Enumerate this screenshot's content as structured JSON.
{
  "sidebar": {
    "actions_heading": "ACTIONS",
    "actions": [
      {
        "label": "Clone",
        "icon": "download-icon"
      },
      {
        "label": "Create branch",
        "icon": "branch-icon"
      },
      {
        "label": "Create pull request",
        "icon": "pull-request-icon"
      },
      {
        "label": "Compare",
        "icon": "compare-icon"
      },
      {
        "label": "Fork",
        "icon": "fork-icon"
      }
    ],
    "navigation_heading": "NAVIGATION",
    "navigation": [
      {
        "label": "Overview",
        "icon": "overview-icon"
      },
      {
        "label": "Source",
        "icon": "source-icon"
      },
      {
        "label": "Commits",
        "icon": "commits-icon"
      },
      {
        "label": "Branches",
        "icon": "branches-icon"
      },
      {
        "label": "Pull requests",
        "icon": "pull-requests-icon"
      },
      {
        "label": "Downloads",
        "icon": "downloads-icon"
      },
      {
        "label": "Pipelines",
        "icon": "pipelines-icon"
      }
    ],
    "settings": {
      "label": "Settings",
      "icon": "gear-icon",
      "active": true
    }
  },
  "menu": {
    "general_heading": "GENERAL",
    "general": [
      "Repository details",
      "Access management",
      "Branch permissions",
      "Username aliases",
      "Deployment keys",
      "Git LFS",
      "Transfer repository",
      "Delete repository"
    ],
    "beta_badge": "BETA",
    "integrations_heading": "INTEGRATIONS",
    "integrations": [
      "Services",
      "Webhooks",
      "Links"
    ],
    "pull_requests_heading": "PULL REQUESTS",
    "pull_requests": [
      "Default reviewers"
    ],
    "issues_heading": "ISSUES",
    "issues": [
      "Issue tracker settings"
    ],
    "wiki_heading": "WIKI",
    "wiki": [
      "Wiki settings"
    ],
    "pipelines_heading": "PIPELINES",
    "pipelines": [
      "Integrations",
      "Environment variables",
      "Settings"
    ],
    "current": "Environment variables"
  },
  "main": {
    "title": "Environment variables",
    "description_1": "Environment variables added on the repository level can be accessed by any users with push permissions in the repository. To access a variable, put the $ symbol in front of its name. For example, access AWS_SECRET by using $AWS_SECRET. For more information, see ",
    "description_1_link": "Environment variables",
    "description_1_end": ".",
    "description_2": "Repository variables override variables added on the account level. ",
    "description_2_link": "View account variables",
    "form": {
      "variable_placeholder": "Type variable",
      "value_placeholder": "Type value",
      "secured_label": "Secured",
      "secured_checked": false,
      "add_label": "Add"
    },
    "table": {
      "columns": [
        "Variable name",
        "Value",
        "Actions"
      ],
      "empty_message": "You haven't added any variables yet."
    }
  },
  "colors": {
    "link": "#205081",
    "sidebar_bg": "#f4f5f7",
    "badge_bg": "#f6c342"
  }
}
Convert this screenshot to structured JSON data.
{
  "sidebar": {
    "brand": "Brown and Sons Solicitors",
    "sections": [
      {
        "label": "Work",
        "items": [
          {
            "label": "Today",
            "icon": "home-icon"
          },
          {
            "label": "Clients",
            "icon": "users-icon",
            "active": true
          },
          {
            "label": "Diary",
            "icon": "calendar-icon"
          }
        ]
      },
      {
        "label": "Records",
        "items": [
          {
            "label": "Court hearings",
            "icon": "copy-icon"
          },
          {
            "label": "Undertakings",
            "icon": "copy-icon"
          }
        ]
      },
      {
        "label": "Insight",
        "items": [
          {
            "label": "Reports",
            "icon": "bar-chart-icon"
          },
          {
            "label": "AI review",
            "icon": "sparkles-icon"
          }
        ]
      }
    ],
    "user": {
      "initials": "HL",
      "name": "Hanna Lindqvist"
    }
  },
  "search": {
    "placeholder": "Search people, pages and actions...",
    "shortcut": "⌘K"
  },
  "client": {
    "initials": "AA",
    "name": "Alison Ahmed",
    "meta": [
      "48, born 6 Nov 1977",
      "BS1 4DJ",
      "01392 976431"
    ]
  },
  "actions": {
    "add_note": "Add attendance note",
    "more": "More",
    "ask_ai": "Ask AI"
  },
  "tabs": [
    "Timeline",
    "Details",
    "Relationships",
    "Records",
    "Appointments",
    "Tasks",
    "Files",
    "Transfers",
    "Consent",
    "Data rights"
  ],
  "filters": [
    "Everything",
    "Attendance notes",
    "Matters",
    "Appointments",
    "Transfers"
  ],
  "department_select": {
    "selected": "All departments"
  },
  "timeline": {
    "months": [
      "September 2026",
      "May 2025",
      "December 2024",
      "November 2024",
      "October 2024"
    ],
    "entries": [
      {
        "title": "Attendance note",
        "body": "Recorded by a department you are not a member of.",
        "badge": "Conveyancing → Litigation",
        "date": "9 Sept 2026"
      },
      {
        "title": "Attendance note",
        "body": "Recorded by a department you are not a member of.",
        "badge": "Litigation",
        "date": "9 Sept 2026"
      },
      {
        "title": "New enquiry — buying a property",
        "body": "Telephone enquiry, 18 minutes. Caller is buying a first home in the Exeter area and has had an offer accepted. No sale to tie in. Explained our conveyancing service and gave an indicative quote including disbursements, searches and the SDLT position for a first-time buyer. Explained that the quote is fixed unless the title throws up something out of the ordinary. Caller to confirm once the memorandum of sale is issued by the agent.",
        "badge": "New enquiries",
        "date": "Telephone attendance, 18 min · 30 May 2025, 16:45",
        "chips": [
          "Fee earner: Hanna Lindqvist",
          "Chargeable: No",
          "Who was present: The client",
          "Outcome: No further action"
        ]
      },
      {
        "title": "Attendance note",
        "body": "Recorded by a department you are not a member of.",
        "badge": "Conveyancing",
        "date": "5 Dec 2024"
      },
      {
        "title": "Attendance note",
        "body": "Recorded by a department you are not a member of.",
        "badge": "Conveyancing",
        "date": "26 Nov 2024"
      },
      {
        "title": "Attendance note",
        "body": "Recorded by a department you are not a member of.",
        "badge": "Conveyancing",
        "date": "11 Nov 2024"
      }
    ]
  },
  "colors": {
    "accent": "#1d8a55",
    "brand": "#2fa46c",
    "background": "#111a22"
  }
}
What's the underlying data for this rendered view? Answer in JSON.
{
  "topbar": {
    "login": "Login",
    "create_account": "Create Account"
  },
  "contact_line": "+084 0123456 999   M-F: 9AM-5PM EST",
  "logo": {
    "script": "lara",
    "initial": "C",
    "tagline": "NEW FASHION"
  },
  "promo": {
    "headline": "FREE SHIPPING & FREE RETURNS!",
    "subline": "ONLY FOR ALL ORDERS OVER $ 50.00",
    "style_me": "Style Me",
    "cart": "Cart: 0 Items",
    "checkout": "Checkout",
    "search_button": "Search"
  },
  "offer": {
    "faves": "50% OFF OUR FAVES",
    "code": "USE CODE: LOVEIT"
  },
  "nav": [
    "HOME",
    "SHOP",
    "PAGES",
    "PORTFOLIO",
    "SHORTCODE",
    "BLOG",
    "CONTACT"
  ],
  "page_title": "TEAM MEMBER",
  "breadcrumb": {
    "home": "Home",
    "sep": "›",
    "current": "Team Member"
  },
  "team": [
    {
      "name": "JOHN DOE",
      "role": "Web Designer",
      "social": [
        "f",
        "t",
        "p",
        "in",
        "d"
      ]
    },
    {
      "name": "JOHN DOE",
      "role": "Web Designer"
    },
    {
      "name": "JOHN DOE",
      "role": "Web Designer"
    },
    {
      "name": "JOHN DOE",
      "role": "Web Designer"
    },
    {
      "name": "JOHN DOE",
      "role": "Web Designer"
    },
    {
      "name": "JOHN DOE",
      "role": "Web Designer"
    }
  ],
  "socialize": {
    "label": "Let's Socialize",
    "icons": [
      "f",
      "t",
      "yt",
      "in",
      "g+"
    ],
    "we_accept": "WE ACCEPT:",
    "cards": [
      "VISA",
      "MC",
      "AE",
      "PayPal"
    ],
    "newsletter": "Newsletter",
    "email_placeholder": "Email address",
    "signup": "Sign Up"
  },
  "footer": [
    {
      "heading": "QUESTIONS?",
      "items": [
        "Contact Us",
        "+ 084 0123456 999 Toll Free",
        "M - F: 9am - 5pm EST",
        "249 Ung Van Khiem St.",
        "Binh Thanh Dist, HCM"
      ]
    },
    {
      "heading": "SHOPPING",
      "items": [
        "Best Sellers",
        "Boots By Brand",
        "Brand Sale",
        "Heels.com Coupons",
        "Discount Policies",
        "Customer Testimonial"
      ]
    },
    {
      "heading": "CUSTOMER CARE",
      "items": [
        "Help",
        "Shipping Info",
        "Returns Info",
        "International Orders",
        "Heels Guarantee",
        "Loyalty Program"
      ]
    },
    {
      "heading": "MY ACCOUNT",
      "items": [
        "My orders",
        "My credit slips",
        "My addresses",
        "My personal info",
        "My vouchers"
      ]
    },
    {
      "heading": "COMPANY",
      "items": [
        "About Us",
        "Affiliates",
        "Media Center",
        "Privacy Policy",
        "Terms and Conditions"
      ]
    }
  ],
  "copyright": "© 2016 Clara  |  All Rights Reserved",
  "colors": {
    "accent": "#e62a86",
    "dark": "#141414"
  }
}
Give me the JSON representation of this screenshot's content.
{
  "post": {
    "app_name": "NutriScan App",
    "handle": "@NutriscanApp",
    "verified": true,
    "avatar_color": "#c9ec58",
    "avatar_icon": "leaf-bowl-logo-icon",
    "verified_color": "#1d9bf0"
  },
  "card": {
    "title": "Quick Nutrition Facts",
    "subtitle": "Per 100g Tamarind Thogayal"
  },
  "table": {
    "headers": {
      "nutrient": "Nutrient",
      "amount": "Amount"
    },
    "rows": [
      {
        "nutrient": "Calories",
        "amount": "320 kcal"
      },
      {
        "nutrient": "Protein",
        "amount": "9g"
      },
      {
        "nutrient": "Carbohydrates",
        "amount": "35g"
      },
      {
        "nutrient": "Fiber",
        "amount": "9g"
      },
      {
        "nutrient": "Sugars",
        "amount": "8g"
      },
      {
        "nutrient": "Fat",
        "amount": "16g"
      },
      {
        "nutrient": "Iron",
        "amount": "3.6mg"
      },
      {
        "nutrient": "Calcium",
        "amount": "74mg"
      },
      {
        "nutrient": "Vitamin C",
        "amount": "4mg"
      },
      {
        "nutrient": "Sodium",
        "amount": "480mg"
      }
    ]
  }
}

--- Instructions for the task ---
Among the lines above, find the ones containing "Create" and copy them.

--- Answer to this exercise ---
        "label": "Create branch",
        "label": "Create pull request",
    "create_account": "Create Account"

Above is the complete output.